earthheart

The Cure for Pain is in the Pain.” ~ Rumi

The process of nourishing the seeds of acceptance that have been planted in our heart by the recognition of the wisdom of grief in our mind will lead us into a deeper understanding of climate grieving. That deep understanding is what the acceptance stage ‘looks’ like, and at the feeling-level, this acceptance manifests as a kind of spiritual awakening. Since collectively we are at stage four of climate grief, the process of nourishing the seeds of acceptance necessarily involves immersing ourselves in what we need to think of as ‘healthy depression.’

Of course, we know on some level that grieving is a healthy response to loss. Once we get past the denial that has prevented us from acknowledging our own and our society’s loss of an intimate connection to the natural world, to the world soul, and once we begin to see what has resulted from this unnatural state of affairs, it is naturally depressing. It is only through the grieving process that we will be able to release these natural feelings of depression. In turn, it is this release that then opens the psychological and heart space necessary for us to restore a proper relationship – to recover our own human nature. 

The first step in forging the kind of spiritual cauldron that we will each require to contain, process, and release the grief we have accumulated while we’ve been asleep as a culture, and to transform ourselves into cultural healers and caregivers for the Earth, is to make room for the sacred in our hearts and in our homes, carving out a place where we can quietly work with our own precious minds for the purpose of reconnecting with something we’ve lost, or forgotten, but which has never really gone away – our own true (human) nature .

It’s like planting seeds in a garden. There is some effort in preparing the soil and choosing the seeds. But once they are in the fertile soil, we don’t ‘make’ them grow. We simply tend the garden, returning to it daily, perhaps watering it if it seems dry, and we allow the seeds to sprout, take root, grow, and bear fruit. This is much the same way we cultivate the spiritual field in our heart – by planting seeds of intention , watering those seeds with pure motivation, and nourishing them with the light of noble silence.

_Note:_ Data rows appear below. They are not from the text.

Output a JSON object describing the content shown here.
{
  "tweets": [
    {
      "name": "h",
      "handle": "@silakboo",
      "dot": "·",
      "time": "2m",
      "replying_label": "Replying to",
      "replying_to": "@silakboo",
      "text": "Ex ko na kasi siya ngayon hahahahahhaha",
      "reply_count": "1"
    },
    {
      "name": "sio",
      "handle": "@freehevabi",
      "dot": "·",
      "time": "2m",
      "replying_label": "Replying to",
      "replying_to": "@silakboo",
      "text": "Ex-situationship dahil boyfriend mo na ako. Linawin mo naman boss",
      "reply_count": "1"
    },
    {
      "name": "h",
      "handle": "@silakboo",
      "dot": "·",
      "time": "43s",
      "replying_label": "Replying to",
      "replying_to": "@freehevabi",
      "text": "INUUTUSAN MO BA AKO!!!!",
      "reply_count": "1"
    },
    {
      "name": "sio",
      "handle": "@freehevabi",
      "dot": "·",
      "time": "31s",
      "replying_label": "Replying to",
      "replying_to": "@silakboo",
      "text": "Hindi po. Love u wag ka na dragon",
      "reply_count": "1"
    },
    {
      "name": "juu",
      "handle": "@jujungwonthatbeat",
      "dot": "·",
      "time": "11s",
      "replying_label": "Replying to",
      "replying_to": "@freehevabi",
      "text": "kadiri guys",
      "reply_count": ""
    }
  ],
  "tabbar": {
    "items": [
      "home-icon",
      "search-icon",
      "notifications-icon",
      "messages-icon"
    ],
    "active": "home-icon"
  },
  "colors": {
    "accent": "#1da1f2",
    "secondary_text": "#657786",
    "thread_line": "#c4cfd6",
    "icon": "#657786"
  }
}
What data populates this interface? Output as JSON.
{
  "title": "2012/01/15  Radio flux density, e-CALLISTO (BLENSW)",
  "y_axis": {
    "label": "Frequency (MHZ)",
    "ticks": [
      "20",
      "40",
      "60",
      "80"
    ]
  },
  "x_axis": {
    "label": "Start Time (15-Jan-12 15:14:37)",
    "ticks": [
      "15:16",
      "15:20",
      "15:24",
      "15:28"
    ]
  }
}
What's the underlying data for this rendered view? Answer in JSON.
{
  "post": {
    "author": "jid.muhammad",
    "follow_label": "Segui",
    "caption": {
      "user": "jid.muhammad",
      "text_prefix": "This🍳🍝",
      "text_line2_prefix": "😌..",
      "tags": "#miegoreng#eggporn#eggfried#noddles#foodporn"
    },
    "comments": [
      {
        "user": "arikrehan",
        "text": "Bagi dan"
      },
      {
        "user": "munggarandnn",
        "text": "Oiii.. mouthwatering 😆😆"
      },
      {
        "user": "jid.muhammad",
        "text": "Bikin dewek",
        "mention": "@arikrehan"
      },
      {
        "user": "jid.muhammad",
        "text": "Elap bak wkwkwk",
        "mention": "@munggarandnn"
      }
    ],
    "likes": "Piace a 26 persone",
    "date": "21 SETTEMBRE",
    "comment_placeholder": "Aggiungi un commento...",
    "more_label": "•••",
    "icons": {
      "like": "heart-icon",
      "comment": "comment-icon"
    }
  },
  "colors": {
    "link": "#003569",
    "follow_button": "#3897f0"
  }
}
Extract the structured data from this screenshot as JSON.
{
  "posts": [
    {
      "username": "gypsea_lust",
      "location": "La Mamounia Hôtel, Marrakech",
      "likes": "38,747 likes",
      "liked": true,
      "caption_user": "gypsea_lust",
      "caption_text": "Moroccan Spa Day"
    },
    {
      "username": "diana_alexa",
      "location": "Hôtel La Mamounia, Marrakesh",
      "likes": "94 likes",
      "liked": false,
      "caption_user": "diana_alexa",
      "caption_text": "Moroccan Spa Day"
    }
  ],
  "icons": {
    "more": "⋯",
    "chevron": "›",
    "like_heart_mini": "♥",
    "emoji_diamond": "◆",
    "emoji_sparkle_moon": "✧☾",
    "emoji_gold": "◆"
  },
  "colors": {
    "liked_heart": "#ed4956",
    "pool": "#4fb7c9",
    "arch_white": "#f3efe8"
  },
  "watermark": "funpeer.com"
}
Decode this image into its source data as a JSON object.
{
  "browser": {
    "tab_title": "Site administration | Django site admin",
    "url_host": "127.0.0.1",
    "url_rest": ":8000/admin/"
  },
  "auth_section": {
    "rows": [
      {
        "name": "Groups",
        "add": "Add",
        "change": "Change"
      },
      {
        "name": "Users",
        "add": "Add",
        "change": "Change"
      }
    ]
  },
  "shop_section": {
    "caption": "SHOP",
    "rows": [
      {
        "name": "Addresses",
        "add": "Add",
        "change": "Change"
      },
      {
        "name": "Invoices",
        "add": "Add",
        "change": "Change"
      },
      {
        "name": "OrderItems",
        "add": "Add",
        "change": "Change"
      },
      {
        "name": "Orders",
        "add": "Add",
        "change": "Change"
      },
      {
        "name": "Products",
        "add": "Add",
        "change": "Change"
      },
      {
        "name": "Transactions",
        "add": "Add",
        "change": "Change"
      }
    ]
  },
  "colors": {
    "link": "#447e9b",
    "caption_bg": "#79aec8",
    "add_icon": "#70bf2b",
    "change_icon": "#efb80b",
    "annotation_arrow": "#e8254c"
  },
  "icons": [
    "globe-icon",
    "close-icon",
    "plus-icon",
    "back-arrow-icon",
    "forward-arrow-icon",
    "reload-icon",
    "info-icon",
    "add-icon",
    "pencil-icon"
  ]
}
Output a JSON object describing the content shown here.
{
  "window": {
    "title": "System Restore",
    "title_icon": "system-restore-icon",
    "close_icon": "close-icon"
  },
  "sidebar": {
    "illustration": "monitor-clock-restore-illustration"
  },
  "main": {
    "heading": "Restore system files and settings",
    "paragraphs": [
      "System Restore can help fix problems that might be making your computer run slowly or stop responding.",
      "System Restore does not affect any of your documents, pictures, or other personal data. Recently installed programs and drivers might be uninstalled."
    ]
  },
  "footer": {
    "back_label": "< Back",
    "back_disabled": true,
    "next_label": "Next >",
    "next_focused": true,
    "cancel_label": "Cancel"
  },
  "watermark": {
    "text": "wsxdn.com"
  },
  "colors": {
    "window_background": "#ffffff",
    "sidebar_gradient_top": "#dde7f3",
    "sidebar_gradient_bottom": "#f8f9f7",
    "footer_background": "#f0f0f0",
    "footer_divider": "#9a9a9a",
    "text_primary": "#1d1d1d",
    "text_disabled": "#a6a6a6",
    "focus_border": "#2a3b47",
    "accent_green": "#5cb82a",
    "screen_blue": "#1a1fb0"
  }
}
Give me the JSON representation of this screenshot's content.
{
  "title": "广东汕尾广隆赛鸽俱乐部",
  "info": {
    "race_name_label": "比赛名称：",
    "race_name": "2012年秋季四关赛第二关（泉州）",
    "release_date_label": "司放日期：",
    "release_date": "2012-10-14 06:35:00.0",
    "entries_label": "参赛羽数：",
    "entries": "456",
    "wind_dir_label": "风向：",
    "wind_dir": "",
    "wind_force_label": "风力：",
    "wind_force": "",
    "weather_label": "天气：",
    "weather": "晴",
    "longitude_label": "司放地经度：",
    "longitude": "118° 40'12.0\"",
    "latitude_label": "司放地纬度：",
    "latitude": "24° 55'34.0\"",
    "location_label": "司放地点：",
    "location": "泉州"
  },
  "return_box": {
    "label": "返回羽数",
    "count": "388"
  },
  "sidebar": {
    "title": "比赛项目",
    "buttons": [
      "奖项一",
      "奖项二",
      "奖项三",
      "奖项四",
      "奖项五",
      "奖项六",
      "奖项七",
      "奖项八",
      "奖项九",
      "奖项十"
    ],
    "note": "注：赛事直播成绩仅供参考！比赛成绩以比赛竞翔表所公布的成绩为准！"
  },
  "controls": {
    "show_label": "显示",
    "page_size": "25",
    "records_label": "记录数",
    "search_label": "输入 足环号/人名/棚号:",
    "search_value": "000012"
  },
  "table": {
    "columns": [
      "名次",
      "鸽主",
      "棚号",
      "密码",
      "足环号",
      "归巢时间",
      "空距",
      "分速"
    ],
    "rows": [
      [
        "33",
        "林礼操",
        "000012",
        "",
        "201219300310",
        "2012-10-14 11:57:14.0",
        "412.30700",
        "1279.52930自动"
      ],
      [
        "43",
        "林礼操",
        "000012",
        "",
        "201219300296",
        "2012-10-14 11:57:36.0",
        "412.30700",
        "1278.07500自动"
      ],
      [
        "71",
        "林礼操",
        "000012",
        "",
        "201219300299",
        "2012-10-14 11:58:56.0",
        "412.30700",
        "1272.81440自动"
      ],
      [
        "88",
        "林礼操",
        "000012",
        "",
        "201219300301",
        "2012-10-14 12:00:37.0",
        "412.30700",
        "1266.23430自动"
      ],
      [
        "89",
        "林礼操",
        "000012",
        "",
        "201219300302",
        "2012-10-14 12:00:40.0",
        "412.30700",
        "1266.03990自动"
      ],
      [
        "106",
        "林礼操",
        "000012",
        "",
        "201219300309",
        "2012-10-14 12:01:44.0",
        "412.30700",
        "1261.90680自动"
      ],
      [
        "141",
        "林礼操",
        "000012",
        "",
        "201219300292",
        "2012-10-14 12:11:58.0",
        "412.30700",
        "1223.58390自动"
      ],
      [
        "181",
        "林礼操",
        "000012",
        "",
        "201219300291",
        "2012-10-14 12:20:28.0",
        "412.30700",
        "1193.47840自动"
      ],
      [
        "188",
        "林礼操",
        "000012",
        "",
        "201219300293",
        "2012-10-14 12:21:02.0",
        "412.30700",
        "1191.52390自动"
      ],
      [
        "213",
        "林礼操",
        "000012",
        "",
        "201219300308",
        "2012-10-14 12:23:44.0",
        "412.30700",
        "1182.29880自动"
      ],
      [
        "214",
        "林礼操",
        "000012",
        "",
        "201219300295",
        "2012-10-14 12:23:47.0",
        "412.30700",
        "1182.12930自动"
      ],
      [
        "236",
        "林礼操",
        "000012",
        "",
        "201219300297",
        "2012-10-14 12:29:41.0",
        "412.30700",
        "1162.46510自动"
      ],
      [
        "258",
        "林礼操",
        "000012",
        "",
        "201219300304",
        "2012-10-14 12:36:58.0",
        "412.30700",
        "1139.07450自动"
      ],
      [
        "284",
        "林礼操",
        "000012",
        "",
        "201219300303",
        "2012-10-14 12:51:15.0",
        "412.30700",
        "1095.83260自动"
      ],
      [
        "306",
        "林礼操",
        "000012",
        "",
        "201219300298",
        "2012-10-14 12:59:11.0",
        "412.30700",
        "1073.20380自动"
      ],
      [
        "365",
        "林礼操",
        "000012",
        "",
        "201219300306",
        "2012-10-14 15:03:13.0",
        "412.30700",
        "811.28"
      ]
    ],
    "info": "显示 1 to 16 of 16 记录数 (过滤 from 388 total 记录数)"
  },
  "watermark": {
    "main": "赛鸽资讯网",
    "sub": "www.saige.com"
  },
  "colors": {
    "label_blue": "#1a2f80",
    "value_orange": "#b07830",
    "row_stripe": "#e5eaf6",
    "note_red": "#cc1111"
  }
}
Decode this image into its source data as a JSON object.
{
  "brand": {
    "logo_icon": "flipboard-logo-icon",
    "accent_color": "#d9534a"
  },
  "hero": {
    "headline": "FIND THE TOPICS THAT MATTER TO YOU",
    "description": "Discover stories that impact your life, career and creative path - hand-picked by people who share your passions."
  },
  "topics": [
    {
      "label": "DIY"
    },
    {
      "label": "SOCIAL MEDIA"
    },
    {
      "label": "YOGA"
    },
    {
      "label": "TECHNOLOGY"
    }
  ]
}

Establishing a meditation practice is especially useful because of the culture that we happen to be immersed in at this critical time in our social history. Modern American (now global) culture actively works to undermine spiritual contentment, since contentment undermines the kind of needy sense of inadequacy that our consumer culture depends upon. And it does this very effectively by seducing us with myriad distractions. Quiet contemplative practices are the antidote to all this cultural turmoil, and they allow us to become our own therapists, as well.

We all carry the latent suffering and psychological blockage of developmental trauma in our implicit memory, including the rupture of the nuclear age that severed us from the natural world. By allowing ourselves sacred space through mindful spiritual practice, such implicit memories will suddenly or gradually surface from the depths of our psyche. As the psychotherapist Mark Epstein points out, “the mind, by its very nature, is capable of holding trauma much the way a mother naturally relates to a baby.” The payoff is not just freeing up these blockages to relational experience and loving, but just as significantly, getting in touch with our own true nature, described by psychoanalyst Michael Eigen as follows:

“If you penetrate to the core of your aloneness you will not only find yourself, there will also be this [previously] unknown, boundless presence… at the core of your aloneness. No matter how deep you go, you’ll find it there.”

That is our true nature. It is here, in quiet moments and luminous glimpses, that we come into a kind of pure awareness which puts us in true relation with ourselves and with all that is other, with human nature and with nature herself – with the very soul of the world. In healing our psyche (lit., ‘soul’), we become whole.

(c) 2015 Zhiwa Woodbury: No reproduction of this and related pieces without express authorization from the author